* [EXERCISE]
Check each line of the data for the string "list". Report how many have it, and give nothing else.
▼
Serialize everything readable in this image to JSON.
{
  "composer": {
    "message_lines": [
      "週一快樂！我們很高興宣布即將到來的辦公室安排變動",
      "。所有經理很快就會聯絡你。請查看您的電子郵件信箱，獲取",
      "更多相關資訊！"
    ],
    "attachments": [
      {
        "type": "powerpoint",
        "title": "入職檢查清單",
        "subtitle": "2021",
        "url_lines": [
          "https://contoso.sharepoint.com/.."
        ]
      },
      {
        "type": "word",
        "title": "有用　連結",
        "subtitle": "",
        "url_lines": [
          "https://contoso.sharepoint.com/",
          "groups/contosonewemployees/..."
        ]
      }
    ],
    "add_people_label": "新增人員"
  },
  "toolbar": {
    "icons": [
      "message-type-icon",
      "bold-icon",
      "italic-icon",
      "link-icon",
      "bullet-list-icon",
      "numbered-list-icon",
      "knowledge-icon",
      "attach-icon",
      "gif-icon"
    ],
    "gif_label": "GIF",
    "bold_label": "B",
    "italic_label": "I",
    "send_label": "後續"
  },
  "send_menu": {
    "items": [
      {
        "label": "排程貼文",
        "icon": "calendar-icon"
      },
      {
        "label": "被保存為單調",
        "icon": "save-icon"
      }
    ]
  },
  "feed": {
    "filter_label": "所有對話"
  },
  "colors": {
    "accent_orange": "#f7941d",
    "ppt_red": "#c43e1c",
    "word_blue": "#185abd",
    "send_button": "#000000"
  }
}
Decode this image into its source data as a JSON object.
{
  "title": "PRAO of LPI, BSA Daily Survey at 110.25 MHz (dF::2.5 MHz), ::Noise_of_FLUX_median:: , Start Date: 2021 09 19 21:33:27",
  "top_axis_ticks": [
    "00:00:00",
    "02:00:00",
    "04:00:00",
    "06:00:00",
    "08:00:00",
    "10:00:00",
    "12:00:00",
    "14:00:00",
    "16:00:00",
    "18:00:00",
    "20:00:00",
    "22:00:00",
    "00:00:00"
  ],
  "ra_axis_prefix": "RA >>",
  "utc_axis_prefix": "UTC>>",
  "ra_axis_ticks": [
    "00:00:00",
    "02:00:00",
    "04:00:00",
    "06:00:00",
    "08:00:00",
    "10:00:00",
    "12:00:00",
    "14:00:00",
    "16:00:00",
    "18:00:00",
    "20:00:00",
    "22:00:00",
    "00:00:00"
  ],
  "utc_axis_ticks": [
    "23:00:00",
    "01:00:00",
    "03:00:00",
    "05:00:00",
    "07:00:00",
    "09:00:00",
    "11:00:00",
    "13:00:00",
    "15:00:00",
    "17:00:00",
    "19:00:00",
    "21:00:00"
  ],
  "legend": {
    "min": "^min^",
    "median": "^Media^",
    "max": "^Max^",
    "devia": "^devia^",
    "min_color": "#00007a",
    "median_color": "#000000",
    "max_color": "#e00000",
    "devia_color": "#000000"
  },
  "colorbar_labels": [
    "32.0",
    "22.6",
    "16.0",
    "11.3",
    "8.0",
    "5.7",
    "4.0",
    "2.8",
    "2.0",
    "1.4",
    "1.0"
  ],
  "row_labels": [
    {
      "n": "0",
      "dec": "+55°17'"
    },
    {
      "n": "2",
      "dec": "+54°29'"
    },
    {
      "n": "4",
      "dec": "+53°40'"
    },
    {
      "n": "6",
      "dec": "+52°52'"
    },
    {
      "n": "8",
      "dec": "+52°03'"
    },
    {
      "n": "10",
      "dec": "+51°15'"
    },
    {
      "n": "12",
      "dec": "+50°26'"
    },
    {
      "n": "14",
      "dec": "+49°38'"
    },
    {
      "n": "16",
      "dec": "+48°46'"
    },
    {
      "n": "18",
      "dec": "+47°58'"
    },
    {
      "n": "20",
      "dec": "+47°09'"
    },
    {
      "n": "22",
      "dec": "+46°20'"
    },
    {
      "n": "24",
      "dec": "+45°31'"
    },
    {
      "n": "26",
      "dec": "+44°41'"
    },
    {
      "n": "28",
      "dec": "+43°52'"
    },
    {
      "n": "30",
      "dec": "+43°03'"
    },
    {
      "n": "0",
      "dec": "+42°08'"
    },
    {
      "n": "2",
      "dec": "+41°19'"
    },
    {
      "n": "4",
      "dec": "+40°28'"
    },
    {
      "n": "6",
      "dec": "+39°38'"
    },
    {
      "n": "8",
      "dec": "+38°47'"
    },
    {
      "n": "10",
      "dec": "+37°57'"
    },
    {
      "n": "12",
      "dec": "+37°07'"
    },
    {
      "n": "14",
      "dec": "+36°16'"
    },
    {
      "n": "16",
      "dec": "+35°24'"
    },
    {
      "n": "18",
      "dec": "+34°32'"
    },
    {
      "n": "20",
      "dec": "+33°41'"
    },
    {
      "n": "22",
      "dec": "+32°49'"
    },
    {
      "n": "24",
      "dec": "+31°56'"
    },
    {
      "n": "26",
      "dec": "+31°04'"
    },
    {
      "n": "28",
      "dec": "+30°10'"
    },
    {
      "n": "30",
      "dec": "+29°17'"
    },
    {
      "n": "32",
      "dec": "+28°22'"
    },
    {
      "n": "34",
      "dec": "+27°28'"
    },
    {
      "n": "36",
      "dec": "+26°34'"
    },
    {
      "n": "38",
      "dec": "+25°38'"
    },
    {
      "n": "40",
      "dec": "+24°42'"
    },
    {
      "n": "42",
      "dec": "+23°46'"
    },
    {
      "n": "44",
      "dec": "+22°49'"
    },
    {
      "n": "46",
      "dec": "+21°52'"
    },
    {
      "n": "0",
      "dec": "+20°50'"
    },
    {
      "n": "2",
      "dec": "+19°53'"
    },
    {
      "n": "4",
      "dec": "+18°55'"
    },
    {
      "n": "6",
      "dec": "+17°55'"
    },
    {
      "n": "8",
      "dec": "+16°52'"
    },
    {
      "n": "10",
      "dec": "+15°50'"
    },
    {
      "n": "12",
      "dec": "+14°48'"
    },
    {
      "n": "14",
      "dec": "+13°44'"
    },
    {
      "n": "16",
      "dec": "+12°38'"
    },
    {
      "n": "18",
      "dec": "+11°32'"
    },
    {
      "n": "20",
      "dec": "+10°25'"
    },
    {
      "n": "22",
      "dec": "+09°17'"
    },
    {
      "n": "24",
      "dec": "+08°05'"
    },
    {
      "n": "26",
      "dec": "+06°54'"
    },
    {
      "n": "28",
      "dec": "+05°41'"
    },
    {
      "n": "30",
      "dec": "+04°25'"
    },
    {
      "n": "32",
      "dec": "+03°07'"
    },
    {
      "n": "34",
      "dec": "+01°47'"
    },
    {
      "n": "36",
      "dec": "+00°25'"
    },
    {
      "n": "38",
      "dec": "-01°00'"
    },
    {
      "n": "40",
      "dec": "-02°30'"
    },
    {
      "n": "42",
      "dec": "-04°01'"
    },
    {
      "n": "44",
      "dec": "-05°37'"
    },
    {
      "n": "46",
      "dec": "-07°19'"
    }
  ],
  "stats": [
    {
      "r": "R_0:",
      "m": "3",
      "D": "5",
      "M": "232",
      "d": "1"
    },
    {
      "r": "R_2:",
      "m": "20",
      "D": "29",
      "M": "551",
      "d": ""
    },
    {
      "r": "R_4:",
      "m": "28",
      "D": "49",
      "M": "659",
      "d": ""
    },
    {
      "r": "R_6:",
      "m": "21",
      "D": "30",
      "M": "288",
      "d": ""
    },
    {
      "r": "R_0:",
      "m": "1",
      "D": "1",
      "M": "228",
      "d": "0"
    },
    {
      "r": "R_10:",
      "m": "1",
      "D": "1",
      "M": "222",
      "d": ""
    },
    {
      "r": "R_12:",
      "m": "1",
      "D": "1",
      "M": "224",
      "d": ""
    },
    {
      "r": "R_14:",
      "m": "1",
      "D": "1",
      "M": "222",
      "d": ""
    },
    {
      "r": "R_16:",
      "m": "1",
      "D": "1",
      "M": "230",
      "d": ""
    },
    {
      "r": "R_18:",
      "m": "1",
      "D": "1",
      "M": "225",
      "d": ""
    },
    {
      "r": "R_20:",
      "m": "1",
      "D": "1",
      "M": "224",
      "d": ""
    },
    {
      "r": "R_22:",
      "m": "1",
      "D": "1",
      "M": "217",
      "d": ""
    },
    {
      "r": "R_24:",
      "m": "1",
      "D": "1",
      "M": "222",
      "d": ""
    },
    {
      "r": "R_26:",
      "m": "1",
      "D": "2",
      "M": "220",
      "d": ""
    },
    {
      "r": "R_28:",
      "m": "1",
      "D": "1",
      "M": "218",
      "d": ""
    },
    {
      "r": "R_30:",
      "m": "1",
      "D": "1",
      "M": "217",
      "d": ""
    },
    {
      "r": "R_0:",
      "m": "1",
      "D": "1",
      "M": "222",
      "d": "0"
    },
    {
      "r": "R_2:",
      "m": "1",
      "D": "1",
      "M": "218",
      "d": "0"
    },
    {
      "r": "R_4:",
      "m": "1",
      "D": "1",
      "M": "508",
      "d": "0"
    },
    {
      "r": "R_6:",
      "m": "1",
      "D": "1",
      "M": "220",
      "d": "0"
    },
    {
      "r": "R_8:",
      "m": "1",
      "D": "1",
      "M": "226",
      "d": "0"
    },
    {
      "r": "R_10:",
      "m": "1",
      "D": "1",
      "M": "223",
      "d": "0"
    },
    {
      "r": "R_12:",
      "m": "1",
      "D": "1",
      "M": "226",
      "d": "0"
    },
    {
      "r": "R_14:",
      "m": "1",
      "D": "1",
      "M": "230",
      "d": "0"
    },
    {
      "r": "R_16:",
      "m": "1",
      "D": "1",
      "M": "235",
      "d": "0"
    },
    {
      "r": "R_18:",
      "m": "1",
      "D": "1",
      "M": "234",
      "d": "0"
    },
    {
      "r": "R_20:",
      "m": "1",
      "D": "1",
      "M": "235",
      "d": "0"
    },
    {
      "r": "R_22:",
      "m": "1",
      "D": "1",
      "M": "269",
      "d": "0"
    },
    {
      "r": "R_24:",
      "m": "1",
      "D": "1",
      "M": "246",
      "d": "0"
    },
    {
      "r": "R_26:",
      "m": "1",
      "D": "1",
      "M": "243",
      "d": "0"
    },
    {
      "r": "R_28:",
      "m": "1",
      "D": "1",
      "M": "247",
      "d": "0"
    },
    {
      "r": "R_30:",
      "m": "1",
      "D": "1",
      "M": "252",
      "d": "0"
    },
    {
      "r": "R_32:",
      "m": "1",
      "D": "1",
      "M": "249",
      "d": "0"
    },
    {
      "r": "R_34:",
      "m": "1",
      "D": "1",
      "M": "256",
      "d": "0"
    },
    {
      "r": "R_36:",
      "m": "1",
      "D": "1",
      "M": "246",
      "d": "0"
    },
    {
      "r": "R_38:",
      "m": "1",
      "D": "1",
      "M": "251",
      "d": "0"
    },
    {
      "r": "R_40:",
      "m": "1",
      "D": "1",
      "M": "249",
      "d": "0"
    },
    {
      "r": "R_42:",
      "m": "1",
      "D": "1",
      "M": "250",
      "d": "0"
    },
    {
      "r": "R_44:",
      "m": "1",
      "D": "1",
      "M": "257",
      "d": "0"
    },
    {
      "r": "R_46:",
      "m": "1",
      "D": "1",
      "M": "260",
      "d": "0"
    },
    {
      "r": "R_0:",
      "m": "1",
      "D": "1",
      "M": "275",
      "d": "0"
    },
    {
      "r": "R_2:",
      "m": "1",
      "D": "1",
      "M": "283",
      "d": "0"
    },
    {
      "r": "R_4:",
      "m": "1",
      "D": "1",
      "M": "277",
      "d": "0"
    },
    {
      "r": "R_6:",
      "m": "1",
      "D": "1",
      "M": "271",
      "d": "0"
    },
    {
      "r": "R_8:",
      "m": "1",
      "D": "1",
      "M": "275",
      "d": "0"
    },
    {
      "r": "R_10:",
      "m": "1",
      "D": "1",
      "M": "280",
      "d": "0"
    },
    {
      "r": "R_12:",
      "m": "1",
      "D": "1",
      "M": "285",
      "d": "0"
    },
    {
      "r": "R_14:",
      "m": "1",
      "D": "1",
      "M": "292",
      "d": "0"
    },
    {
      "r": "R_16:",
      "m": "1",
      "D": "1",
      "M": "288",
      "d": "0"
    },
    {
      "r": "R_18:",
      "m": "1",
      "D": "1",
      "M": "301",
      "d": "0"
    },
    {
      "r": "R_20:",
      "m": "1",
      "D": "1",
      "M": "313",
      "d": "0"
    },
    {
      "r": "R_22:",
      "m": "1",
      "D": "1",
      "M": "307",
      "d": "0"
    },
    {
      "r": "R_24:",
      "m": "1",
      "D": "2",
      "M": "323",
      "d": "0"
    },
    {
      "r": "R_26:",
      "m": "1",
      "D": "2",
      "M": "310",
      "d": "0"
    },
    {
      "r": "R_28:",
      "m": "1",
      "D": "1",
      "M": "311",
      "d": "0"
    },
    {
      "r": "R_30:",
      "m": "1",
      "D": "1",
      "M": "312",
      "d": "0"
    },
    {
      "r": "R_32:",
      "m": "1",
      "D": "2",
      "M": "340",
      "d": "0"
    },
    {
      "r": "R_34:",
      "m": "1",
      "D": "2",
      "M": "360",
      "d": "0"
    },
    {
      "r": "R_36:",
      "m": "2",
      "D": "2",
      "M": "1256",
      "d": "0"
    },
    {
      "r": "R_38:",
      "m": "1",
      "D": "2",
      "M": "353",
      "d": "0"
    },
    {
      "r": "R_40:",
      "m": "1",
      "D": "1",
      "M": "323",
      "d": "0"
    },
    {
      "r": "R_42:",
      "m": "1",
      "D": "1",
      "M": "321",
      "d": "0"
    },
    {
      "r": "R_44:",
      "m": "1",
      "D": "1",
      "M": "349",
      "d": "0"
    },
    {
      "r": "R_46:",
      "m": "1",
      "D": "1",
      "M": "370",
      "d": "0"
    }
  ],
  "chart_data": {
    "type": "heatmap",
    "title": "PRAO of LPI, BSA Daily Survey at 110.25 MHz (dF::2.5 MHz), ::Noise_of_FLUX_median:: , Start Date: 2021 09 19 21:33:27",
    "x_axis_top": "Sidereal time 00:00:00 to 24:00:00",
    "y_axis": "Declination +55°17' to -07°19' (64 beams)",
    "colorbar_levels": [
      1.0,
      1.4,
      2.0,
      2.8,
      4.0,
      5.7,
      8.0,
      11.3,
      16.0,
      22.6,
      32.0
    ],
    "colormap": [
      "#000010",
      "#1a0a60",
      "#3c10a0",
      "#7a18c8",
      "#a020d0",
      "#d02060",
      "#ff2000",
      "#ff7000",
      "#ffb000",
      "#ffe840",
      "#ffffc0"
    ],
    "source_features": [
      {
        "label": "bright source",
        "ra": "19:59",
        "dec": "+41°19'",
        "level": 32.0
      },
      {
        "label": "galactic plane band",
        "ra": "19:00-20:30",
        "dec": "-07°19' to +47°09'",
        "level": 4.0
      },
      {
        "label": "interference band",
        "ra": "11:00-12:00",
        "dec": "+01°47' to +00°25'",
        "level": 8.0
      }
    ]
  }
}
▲
* [TASK RESPONSE]
2